Written from a neo-Marxist point of view by a prominent Italian architectural historian, Architecture and Utopia leads the reader beyond architectural form into a broader understanding of the relation of architecture to society and the architect to the workforce and the marketplace. It discusses the Garden Cities movement and the suburban developments it generated, the German-Russian architectural experiments of the 1920s, the place of the avant-garde in the plastic arts, and the uses and pitfalls of seismological approaches to architecture, and assesses the prospects of socialist alternatives.

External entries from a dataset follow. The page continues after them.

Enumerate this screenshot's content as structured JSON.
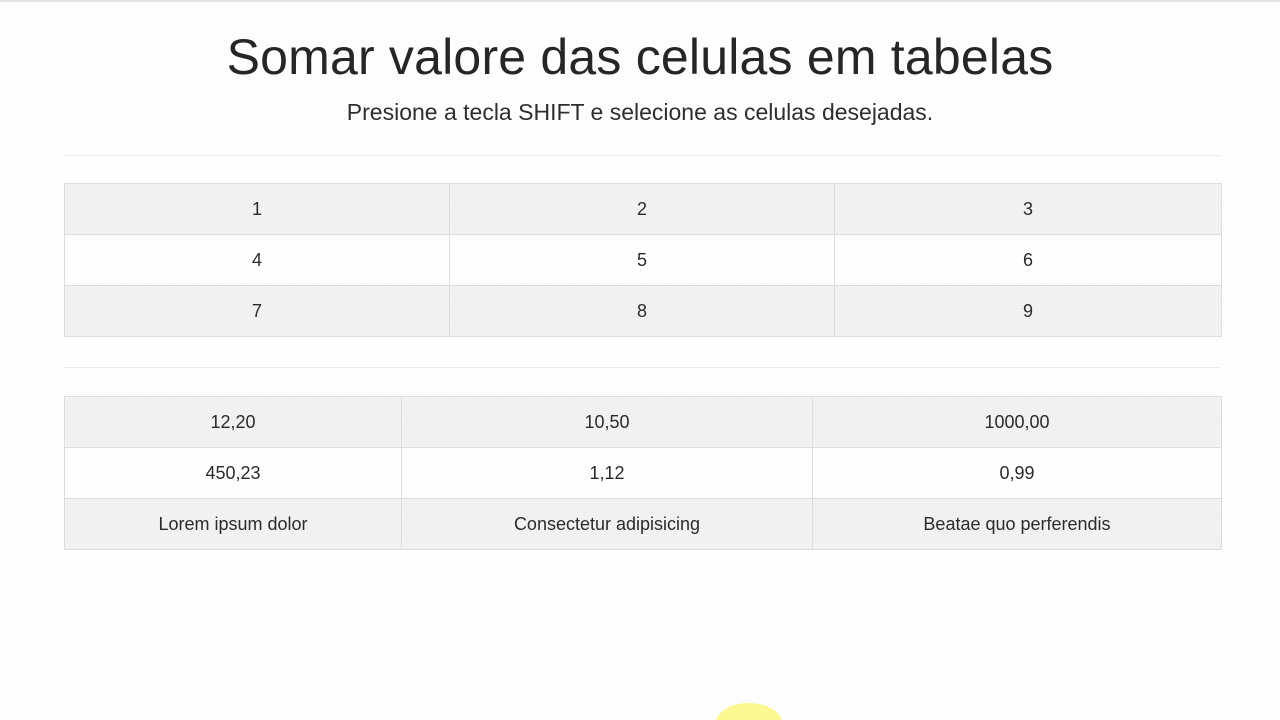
{
  "header": {
    "title": "Somar valore das celulas em tabelas",
    "subtitle": "Presione a tecla SHIFT e selecione as celulas desejadas."
  },
  "table_one": {
    "rows": [
      [
        "1",
        "2",
        "3"
      ],
      [
        "4",
        "5",
        "6"
      ],
      [
        "7",
        "8",
        "9"
      ]
    ]
  },
  "table_two": {
    "rows": [
      [
        "12,20",
        "10,50",
        "1000,00"
      ],
      [
        "450,23",
        "1,12",
        "0,99"
      ],
      [
        "Lorem ipsum dolor",
        "Consectetur adipisicing",
        "Beatae quo perferendis"
      ]
    ]
  },
  "colors": {
    "background": "#fdfdfd",
    "striped_row": "#f3f3f3",
    "border": "#dcdce4",
    "cursor_highlight": "#faf66e"
  }
}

"In Architecture and Utopia ... [Tafuri] explores the socio-philosophical impasse in which architects have been floundering since the 18th century. He is not interested in their day-to-day working problems as much as in their relationship to social and philosophical matters... This demanding essay belongs in academic libraries at the graduate and undergraduate levels, where it will offer new insights and subjects of debate to scholars in the fields of architectural criticism and history."—Choice